-- Opening Marker --
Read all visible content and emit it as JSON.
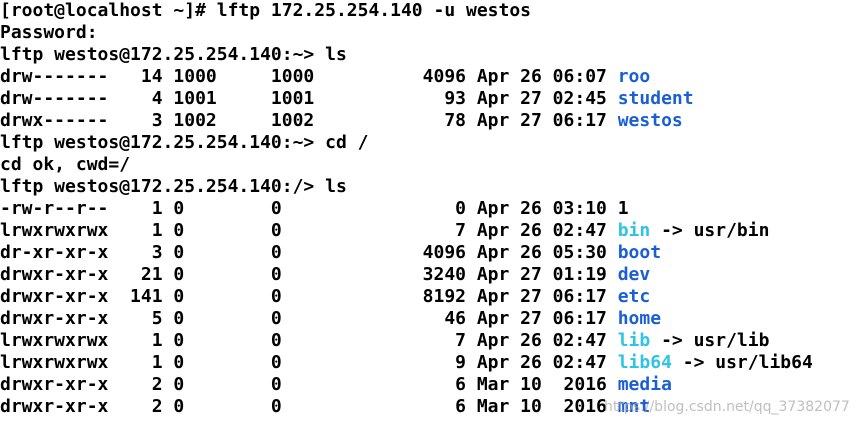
{
  "colors": {
    "background": "#ffffff",
    "text": "#000000",
    "directory": "#1a5fd6",
    "symlink": "#2fc3e8",
    "watermark": "#aaaaaa"
  },
  "terminal": {
    "lines": [
      {
        "kind": "text",
        "text": "[root@localhost ~]# lftp 172.25.254.140 -u westos"
      },
      {
        "kind": "text",
        "text": "Password:"
      },
      {
        "kind": "text",
        "text": "lftp westos@172.25.254.140:~> ls"
      },
      {
        "kind": "entry",
        "prefix": "drw-------   14 1000     1000          4096 Apr 26 06:07 ",
        "name": "roo",
        "type": "dir",
        "suffix": ""
      },
      {
        "kind": "entry",
        "prefix": "drw-------    4 1001     1001            93 Apr 27 02:45 ",
        "name": "student",
        "type": "dir",
        "suffix": ""
      },
      {
        "kind": "entry",
        "prefix": "drwx------    3 1002     1002            78 Apr 27 06:17 ",
        "name": "westos",
        "type": "dir",
        "suffix": ""
      },
      {
        "kind": "text",
        "text": "lftp westos@172.25.254.140:~> cd /"
      },
      {
        "kind": "text",
        "text": "cd ok, cwd=/"
      },
      {
        "kind": "text",
        "text": "lftp westos@172.25.254.140:/> ls"
      },
      {
        "kind": "entry",
        "prefix": "-rw-r--r--    1 0        0                0 Apr 26 03:10 ",
        "name": "1",
        "type": "file",
        "suffix": ""
      },
      {
        "kind": "entry",
        "prefix": "lrwxrwxrwx    1 0        0                7 Apr 26 02:47 ",
        "name": "bin",
        "type": "link",
        "suffix": " -> usr/bin"
      },
      {
        "kind": "entry",
        "prefix": "dr-xr-xr-x    3 0        0             4096 Apr 26 05:30 ",
        "name": "boot",
        "type": "dir",
        "suffix": ""
      },
      {
        "kind": "entry",
        "prefix": "drwxr-xr-x   21 0        0             3240 Apr 27 01:19 ",
        "name": "dev",
        "type": "dir",
        "suffix": ""
      },
      {
        "kind": "entry",
        "prefix": "drwxr-xr-x  141 0        0             8192 Apr 27 06:17 ",
        "name": "etc",
        "type": "dir",
        "suffix": ""
      },
      {
        "kind": "entry",
        "prefix": "drwxr-xr-x    5 0        0               46 Apr 27 06:17 ",
        "name": "home",
        "type": "dir",
        "suffix": ""
      },
      {
        "kind": "entry",
        "prefix": "lrwxrwxrwx    1 0        0                7 Apr 26 02:47 ",
        "name": "lib",
        "type": "link",
        "suffix": " -> usr/lib"
      },
      {
        "kind": "entry",
        "prefix": "lrwxrwxrwx    1 0        0                9 Apr 26 02:47 ",
        "name": "lib64",
        "type": "link",
        "suffix": " -> usr/lib64"
      },
      {
        "kind": "entry",
        "prefix": "drwxr-xr-x    2 0        0                6 Mar 10  2016 ",
        "name": "media",
        "type": "dir",
        "suffix": ""
      },
      {
        "kind": "entry",
        "prefix": "drwxr-xr-x    2 0        0                6 Mar 10  2016 ",
        "name": "mnt",
        "type": "dir",
        "suffix": ""
      }
    ]
  },
  "watermark": {
    "text": "https://blog.csdn.net/qq_37382077"
  }
}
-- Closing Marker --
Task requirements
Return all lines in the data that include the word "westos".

Exercise solution
        "text": "[root@localhost ~]# lftp 172.25.254.140 -u westos"
        "text": "lftp westos@172.25.254.140:~> ls"
        "name": "westos",
        "text": "lftp westos@172.25.254.140:~> cd /"
        "text": "lftp westos@172.25.254.140:/> ls"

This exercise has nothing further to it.